In the records below, tally the lines that contain the word "oscillator" and give only that number.

*** Opening Excerpted data ***

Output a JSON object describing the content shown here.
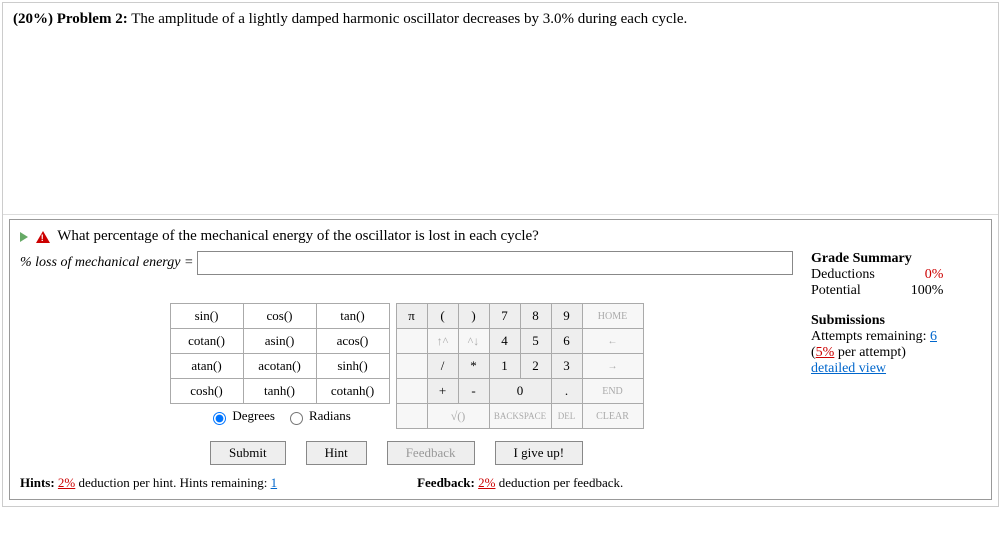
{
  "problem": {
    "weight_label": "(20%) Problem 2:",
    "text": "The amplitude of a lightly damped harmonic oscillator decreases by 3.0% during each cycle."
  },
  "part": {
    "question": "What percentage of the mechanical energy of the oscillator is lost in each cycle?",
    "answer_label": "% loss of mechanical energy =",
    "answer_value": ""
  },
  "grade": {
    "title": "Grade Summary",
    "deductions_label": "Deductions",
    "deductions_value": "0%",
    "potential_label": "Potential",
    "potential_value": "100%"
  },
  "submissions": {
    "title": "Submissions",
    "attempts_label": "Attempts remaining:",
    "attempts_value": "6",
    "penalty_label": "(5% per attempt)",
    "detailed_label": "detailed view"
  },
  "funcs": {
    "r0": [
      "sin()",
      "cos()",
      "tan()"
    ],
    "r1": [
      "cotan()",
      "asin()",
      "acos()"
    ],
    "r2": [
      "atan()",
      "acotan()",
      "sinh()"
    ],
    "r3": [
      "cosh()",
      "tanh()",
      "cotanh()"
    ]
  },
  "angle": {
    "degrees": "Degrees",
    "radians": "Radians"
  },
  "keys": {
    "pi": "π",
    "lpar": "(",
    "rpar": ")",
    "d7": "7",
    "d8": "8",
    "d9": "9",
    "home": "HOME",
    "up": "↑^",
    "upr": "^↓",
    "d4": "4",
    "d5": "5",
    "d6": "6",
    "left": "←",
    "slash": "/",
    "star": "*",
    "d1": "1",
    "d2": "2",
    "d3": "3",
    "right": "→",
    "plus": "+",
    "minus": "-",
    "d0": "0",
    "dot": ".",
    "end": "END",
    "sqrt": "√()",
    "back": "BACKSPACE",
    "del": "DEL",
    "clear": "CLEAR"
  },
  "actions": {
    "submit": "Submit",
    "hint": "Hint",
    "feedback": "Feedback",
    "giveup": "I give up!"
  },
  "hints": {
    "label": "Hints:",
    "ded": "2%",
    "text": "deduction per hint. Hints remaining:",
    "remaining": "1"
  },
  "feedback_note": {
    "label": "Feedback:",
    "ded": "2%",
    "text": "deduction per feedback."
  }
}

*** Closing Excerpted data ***
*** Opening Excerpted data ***

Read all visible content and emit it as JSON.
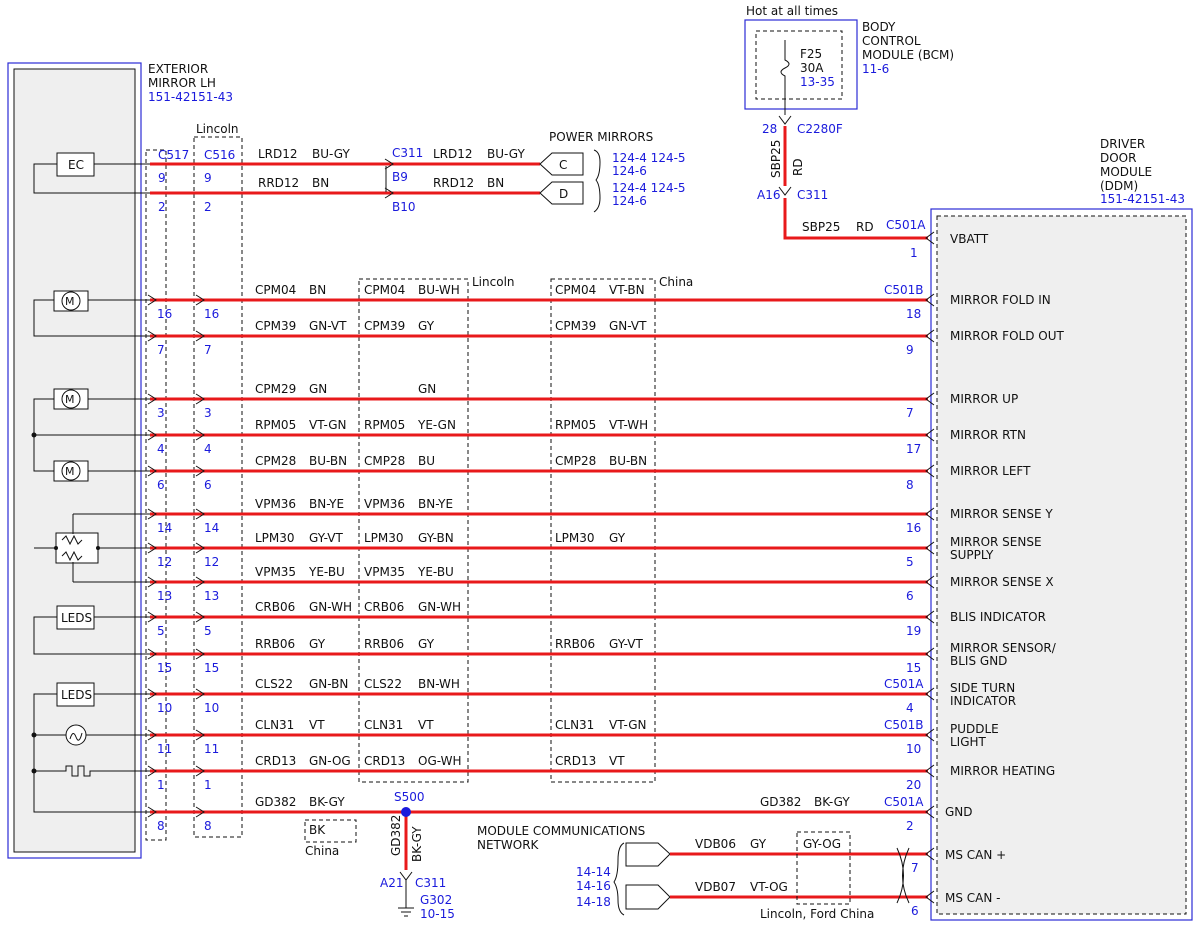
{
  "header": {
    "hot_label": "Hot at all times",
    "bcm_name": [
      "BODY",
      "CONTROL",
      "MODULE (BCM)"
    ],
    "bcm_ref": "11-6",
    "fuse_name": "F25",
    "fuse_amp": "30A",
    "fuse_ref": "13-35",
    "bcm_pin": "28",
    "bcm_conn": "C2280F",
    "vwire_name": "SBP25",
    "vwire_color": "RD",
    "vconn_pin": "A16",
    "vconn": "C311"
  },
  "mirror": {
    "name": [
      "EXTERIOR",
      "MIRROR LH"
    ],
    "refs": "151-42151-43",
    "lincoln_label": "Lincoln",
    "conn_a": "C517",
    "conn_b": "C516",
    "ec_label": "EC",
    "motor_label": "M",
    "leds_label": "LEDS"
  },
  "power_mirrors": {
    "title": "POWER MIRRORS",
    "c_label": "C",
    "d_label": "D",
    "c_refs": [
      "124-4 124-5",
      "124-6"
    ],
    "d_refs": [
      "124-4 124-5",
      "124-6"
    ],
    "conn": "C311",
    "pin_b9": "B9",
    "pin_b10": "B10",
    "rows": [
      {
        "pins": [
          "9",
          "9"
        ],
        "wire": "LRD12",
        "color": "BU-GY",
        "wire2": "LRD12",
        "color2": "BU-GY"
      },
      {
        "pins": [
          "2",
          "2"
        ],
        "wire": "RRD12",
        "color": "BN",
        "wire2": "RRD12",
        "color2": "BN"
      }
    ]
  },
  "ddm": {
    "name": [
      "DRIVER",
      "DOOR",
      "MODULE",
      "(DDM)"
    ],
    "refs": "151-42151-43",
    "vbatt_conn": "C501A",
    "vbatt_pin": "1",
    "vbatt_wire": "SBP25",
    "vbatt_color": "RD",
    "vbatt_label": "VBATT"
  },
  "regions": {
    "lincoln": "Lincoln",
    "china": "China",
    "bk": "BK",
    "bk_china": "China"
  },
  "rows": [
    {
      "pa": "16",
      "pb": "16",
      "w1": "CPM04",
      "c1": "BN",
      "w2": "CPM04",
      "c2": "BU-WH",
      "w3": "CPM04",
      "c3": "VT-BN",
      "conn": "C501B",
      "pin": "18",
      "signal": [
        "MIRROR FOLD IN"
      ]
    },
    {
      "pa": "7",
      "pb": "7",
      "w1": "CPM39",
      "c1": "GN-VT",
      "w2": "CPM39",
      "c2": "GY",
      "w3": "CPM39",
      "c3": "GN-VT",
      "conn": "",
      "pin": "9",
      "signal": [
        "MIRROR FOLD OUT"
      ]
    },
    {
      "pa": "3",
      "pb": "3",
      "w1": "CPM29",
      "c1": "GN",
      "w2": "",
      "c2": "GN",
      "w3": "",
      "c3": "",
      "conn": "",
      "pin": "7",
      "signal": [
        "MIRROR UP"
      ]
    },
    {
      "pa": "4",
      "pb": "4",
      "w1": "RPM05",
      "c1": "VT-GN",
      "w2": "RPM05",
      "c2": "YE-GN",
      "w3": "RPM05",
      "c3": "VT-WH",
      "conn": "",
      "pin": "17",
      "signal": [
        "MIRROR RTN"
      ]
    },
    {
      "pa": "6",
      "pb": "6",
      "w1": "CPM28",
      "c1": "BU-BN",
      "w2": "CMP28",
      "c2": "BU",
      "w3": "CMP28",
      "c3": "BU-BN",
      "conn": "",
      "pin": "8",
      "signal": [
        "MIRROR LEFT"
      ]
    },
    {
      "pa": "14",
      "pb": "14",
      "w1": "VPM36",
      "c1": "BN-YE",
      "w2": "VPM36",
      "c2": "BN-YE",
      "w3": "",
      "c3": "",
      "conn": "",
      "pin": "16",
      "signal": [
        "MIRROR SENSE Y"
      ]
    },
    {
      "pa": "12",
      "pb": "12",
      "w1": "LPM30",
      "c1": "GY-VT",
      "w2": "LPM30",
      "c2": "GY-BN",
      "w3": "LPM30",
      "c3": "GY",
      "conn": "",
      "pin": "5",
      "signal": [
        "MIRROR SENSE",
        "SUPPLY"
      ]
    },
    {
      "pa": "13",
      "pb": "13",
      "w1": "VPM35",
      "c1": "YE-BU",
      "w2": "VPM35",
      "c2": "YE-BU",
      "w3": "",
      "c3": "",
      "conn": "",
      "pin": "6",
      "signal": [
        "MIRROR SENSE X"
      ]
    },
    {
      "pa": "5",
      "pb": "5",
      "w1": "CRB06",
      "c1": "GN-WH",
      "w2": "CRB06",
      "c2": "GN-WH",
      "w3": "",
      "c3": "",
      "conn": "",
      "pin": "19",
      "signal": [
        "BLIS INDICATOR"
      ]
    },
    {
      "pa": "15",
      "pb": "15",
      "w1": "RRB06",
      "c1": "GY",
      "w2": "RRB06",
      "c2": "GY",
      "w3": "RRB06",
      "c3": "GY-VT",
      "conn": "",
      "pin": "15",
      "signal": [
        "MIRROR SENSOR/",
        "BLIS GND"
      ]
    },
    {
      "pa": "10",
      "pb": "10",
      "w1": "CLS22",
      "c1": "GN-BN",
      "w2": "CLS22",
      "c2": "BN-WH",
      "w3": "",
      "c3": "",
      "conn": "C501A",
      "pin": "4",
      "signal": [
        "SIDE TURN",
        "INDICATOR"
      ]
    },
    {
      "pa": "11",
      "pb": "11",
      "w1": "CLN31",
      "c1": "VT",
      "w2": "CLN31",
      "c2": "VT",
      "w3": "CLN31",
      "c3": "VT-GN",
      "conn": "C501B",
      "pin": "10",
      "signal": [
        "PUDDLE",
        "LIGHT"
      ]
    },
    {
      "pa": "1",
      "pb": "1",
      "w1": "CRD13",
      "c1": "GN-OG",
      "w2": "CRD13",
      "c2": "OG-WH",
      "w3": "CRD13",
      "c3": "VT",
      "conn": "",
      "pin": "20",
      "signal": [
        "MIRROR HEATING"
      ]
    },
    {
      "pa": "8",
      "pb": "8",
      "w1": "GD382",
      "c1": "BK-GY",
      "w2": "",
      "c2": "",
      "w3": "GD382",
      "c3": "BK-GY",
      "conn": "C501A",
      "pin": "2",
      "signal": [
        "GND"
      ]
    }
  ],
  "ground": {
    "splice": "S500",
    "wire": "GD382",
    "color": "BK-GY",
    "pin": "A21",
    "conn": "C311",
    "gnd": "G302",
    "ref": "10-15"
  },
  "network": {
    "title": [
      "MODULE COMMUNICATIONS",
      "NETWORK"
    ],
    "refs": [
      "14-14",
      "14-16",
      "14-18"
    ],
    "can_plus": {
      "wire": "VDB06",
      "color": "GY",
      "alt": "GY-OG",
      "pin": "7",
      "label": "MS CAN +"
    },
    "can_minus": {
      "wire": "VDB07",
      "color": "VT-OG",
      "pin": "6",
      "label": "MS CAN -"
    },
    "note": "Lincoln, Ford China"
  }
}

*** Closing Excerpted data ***

# [Output of the exercise]
2